Year Inducted: 2011
The first owner to stable a horse at Remington Park in 1988, Ran Ricks, Jr. was instrumental in helping legalize pari-mutuel horse racing in Oklahoma in the early 1980s.
An oil and natural gas exploration entrepreneur, Ricks became involved in Thoroughbred racing in 1979 when he purchased his first horse named Breaker Breaker. The Ricks touch for success in business quickly applied to racing as well as Breaker Breaker, a claiming-level runner, eventually turned into a stakes competitor.
Ricks and his wife Carol had purchased a 480-acre property near Crescent, Okla. in 1967. As Ricks horses began to win, and there became more and more horses racing under their name, developing the property into a Thoroughbred breeding and training center seemed a wise move and became a reality in the early 1980s. CresRan Farm was born and the Ricks family now had another full-time business, deeply involved in Thoroughbred racing and breeding.

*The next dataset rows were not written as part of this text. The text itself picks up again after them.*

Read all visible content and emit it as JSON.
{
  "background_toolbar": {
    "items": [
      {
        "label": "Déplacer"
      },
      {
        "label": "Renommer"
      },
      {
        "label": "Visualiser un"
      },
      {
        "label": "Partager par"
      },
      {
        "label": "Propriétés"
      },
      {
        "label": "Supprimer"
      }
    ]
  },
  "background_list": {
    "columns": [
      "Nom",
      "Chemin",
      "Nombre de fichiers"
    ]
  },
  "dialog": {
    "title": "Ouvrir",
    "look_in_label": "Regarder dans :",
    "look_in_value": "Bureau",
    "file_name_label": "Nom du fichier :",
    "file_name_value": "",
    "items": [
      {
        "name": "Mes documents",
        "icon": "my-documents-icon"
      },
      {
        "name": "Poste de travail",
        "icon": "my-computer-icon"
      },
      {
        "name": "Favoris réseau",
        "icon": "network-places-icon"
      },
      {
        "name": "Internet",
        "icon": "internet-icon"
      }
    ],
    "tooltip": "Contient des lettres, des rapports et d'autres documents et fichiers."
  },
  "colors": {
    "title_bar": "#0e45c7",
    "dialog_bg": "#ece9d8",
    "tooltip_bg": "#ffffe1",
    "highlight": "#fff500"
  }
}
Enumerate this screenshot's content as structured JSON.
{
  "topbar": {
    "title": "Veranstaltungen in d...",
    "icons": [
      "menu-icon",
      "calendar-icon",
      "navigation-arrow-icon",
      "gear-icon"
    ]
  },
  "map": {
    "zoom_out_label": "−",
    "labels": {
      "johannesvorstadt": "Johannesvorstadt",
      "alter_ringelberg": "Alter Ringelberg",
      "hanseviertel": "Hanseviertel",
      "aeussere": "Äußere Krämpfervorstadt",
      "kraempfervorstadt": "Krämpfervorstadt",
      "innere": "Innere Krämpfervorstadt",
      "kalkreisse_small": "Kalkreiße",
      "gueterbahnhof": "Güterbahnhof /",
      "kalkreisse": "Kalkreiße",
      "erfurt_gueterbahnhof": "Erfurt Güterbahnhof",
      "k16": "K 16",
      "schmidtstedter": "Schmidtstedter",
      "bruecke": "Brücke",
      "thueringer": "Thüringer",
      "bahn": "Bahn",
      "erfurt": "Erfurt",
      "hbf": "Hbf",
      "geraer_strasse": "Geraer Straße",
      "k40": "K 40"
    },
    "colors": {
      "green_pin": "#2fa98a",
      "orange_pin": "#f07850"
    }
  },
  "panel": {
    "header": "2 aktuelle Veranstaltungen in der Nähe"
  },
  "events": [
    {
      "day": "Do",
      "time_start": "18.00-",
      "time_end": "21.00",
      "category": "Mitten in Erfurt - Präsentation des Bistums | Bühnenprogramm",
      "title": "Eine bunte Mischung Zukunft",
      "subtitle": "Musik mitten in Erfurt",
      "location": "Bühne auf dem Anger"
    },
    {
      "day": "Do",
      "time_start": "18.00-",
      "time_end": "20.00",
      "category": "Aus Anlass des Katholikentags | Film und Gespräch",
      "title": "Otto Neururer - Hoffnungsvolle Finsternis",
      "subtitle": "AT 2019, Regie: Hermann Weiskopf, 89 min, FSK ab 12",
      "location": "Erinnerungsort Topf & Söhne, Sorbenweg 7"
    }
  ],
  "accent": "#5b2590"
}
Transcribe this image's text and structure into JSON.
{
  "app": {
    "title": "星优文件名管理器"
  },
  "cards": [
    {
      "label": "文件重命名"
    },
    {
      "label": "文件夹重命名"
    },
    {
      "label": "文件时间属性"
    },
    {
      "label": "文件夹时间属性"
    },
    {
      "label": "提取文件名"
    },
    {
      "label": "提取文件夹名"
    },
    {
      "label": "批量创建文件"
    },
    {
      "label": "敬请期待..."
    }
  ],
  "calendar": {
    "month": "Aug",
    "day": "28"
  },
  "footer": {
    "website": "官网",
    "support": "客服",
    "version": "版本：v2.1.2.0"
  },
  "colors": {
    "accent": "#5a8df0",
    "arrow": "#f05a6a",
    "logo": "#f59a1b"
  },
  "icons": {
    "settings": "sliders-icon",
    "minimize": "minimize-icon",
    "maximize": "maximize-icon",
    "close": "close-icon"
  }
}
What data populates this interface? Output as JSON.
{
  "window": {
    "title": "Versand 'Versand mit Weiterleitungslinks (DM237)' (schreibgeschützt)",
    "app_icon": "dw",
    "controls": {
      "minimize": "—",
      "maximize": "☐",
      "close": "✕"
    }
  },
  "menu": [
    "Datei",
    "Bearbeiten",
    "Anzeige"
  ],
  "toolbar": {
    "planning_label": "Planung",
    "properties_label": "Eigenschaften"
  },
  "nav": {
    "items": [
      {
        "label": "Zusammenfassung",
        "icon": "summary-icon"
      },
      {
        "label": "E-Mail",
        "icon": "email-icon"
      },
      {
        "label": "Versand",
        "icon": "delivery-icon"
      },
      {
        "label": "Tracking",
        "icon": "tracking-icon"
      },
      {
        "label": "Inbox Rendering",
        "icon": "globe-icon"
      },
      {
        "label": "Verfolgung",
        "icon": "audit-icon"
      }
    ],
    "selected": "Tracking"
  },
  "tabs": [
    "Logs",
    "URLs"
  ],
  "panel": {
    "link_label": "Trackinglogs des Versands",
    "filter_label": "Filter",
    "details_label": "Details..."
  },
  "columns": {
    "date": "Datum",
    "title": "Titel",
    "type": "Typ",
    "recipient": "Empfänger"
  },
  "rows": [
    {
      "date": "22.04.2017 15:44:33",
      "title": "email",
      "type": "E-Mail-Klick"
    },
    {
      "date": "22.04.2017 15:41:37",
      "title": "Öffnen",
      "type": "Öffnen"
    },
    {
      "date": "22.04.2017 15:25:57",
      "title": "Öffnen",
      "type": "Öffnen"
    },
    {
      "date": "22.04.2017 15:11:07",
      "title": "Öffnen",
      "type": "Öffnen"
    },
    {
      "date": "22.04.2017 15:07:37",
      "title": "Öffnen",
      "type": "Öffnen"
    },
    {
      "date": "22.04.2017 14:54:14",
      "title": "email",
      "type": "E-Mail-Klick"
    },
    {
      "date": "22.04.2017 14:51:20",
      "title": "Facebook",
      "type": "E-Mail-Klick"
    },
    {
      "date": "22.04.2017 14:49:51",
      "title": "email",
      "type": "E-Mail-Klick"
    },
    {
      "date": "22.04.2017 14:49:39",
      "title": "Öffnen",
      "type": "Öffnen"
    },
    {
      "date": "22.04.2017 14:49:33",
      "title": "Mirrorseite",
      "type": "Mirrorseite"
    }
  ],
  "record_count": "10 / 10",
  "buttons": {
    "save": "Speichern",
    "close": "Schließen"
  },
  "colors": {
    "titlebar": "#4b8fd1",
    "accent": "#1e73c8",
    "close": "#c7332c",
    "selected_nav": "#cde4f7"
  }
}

Prior to Remington Park’s existence, Ricks horses competed primarily at Oaklawn Park in Hot Springs, Ark. in the spring. As pari-mutuel racing was voted into existence in Oklahoma in 1982 and started in 1984 at Blue Ribbon Downs in Sallisaw, Okla., it was just a matter of time before Oklahoma City would have its own racing facility.
Ricks aided the cause for a track in Oklahoma City when Edward J. DeBartolo, Sr. sought a racing venue license for what would be Remington Park. The staff assigned to the project was provided space in the Ricks Exploration offices, allowing them to work on securing the venue rights and then the process of developing Oklahoma’s only major league horse racing facility.
Remington Park’s stable area was ready to receive horses on July 29, 1988 after nearly two years of construction on the property. Ricks had the honor of bringing the first horse into the barn area, leading the 2-year-old colt named Remington Country to his new home before a media gathering.
Ricks played a key a role in seeing Remington Park brought to life. Now that it existed, his operation would quickly assume the role as the track’s top owner. He was the leading Oklahoma owner after the inaugural season in 1988 and then won his first overall owners title in 1989 by winning both the Spring and Fall Seasons with 11 and 12 wins respectively. Among his top horses were stakes winners and fan favorites, Polly’s Rumor, Prom Queen, Plum Twist and Ben’s Lunch.
Trainer Steve Hobby had the charge of conditioning the horses put in his care by Ricks and they made a formidable team for the first nine years in Remington Park history. Ricks would win seven leading-owner titles through the 1996 Fall Season, posting a personal high of 16 wins twice when his horses earned him the title in both the Spring and Fall Seasons of 1993.
The leading owner title for the 1996 Fall Season would be the final Remington Park championship run for Ricks who passed suddenly on December 18 that year. He had won 168 races at Remington Park and at the time of his death was the only owner in the track’s history to have won more than 100 races. His horses won 22% of their starts and finished in the top three an astounding 55% of the time.
His legacy of winning and commitment to Oklahoma Thoroughbred racing is honored to this day at Remington Park as the leading owner title is named the Ran Ricks, Jr. Award.